### Records provided
"""
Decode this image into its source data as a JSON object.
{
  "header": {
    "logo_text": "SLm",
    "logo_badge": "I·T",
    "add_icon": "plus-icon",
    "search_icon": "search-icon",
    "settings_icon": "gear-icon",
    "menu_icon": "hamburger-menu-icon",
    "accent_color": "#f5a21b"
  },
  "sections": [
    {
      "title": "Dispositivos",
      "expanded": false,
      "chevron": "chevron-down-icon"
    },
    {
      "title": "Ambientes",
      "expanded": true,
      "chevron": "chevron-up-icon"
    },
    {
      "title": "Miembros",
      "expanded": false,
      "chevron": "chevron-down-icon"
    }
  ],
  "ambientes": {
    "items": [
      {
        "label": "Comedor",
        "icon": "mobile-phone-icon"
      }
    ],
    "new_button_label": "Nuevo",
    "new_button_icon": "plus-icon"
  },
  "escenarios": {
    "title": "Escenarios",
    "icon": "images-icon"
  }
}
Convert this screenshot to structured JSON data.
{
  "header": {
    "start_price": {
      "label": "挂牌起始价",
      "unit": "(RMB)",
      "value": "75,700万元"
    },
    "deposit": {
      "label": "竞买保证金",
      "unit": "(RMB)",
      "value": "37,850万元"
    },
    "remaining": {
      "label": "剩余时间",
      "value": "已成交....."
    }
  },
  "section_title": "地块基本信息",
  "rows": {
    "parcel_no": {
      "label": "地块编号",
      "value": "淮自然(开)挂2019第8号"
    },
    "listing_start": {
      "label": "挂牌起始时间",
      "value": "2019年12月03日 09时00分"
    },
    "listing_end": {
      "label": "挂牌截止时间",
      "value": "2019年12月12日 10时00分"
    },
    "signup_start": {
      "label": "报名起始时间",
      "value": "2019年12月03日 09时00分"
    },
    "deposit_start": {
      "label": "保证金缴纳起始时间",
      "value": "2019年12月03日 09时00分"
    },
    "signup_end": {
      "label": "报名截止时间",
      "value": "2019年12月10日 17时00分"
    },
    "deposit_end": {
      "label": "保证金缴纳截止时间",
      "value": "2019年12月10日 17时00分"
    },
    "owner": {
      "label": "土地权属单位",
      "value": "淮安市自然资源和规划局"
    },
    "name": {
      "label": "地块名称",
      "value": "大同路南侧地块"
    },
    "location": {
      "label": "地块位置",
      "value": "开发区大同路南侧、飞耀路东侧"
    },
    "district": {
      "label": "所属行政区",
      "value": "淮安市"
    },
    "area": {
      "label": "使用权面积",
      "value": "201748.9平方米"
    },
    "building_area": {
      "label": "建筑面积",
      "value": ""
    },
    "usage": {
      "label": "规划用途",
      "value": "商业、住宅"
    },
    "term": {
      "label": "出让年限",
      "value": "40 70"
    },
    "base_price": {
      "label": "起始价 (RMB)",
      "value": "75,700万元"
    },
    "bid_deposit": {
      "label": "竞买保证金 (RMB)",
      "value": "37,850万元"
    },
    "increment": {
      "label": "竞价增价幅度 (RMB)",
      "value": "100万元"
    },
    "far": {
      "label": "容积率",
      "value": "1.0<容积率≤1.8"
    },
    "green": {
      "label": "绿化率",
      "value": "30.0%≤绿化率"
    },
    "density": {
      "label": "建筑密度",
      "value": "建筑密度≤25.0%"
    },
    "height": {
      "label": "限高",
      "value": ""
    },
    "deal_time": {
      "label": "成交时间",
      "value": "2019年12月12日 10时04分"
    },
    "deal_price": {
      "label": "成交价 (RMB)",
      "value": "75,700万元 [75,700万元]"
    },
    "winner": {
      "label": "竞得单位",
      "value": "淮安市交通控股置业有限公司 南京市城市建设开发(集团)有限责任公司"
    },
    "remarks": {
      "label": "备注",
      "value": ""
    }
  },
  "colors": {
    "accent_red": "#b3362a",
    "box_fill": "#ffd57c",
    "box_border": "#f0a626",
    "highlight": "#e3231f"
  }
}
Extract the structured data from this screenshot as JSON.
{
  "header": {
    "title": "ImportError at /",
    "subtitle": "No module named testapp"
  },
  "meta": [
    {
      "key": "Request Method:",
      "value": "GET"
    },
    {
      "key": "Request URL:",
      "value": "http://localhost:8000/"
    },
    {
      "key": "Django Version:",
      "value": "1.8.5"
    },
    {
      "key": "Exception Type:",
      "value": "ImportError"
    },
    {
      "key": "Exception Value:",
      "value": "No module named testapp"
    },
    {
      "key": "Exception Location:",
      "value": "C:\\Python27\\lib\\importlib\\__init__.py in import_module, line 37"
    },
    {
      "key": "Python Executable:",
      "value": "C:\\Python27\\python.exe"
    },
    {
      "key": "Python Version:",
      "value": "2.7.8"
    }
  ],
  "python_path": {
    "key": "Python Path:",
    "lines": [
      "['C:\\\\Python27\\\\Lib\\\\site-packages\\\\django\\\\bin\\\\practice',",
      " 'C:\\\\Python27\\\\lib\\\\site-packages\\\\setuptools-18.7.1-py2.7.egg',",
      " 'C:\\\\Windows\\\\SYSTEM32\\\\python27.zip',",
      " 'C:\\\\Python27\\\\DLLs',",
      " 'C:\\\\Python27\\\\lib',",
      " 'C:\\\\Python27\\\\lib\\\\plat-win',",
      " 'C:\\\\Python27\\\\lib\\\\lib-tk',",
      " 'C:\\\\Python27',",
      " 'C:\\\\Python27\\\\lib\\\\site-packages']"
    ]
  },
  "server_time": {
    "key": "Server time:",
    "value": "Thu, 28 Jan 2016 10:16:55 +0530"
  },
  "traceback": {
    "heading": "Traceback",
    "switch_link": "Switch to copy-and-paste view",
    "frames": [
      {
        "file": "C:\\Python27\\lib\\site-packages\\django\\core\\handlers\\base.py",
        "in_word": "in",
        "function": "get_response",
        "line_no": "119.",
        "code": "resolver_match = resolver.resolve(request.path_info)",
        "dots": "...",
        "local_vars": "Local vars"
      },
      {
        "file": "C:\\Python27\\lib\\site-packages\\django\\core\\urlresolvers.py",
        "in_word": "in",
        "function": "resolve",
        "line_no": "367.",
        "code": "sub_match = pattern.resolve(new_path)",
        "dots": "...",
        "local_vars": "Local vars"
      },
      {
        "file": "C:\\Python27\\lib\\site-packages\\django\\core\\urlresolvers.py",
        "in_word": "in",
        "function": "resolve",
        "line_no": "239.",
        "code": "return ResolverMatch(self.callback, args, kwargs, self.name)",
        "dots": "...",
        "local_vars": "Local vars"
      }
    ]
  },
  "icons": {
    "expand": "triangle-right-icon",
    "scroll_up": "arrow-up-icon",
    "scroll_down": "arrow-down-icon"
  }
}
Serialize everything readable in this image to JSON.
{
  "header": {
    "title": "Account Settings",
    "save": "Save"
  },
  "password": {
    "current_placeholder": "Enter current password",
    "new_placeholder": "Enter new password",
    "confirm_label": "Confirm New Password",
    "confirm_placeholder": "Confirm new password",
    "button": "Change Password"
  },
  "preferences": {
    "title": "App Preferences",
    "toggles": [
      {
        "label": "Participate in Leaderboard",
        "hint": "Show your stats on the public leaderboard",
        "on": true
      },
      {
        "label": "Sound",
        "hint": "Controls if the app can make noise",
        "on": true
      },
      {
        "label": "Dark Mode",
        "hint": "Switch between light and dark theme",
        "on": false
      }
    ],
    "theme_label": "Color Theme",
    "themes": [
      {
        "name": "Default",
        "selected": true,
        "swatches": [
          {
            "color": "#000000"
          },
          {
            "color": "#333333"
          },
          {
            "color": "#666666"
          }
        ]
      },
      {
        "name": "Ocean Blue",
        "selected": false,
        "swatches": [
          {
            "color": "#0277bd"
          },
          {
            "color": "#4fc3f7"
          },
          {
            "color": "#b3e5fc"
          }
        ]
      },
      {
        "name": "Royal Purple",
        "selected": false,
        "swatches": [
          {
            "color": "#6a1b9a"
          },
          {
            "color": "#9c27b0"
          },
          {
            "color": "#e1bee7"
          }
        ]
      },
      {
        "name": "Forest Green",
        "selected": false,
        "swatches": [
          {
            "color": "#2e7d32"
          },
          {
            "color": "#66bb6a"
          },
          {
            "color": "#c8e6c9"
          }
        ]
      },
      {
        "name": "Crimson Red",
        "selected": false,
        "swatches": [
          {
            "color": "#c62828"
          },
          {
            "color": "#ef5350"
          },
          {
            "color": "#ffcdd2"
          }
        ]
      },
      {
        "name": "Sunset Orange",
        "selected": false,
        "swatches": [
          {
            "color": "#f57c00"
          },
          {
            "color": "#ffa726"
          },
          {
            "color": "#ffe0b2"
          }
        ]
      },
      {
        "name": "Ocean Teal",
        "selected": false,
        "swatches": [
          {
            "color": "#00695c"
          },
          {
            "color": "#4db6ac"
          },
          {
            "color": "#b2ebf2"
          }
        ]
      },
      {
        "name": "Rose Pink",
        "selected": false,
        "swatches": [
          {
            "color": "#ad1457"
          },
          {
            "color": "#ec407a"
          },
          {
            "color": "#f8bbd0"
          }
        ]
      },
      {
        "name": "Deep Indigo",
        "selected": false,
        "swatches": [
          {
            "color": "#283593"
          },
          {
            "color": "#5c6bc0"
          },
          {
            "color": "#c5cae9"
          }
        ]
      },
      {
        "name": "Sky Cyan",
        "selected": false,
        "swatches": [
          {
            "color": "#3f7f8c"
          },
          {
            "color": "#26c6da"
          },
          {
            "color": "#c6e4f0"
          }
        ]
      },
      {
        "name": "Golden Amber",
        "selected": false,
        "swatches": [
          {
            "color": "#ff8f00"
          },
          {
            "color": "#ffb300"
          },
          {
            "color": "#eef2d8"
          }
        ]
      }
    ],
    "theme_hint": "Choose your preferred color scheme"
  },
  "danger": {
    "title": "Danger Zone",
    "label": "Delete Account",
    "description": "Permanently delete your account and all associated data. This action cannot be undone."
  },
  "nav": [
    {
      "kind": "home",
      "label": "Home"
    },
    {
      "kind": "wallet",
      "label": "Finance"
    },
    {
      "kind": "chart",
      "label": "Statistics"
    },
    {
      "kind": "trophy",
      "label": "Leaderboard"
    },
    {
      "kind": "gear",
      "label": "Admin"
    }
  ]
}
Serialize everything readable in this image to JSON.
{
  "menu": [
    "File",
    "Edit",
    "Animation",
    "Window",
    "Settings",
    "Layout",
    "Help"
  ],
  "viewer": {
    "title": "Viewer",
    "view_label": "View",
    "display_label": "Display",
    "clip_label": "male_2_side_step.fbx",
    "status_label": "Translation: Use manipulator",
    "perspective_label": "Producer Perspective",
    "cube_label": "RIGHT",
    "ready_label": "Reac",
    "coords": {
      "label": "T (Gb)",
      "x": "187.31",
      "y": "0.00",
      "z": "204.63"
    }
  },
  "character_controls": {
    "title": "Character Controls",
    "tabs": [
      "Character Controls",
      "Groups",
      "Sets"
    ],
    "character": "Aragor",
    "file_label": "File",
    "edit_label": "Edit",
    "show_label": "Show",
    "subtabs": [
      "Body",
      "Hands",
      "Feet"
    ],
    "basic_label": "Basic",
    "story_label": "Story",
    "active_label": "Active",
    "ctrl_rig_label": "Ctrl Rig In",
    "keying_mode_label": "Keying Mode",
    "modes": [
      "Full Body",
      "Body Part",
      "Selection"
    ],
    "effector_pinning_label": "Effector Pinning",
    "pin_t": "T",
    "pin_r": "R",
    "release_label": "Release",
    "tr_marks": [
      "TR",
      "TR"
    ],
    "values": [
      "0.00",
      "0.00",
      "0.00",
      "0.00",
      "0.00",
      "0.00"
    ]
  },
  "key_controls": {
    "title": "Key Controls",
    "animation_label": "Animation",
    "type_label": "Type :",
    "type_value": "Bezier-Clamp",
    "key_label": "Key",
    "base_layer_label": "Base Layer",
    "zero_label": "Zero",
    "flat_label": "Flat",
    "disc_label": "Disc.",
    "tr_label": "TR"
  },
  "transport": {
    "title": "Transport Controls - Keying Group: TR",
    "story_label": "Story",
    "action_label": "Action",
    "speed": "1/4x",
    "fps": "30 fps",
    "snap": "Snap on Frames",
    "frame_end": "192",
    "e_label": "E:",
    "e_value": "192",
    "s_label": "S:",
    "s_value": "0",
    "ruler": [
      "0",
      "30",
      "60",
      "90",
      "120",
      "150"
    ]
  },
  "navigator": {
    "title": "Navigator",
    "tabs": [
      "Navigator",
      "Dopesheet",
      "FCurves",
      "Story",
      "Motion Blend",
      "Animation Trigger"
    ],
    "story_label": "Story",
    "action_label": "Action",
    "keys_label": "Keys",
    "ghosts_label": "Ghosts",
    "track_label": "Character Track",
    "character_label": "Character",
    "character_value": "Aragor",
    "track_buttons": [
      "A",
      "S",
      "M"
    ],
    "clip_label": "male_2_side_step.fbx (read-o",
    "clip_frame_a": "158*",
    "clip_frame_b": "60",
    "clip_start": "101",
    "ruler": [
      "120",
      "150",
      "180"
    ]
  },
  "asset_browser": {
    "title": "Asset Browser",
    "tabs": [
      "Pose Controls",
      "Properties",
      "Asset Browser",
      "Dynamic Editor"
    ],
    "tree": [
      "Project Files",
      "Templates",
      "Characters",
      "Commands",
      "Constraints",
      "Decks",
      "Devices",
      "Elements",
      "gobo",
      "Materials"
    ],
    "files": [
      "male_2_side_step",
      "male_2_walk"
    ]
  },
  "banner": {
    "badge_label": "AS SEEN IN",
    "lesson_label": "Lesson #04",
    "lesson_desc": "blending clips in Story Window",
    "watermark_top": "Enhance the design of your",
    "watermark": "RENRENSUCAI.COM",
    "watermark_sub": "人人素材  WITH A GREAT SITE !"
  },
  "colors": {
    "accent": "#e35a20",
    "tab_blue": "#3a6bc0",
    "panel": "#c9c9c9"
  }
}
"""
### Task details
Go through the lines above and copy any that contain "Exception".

### Your solution
      "key": "Exception Type:",
      "key": "Exception Value:",
      "key": "Exception Location:",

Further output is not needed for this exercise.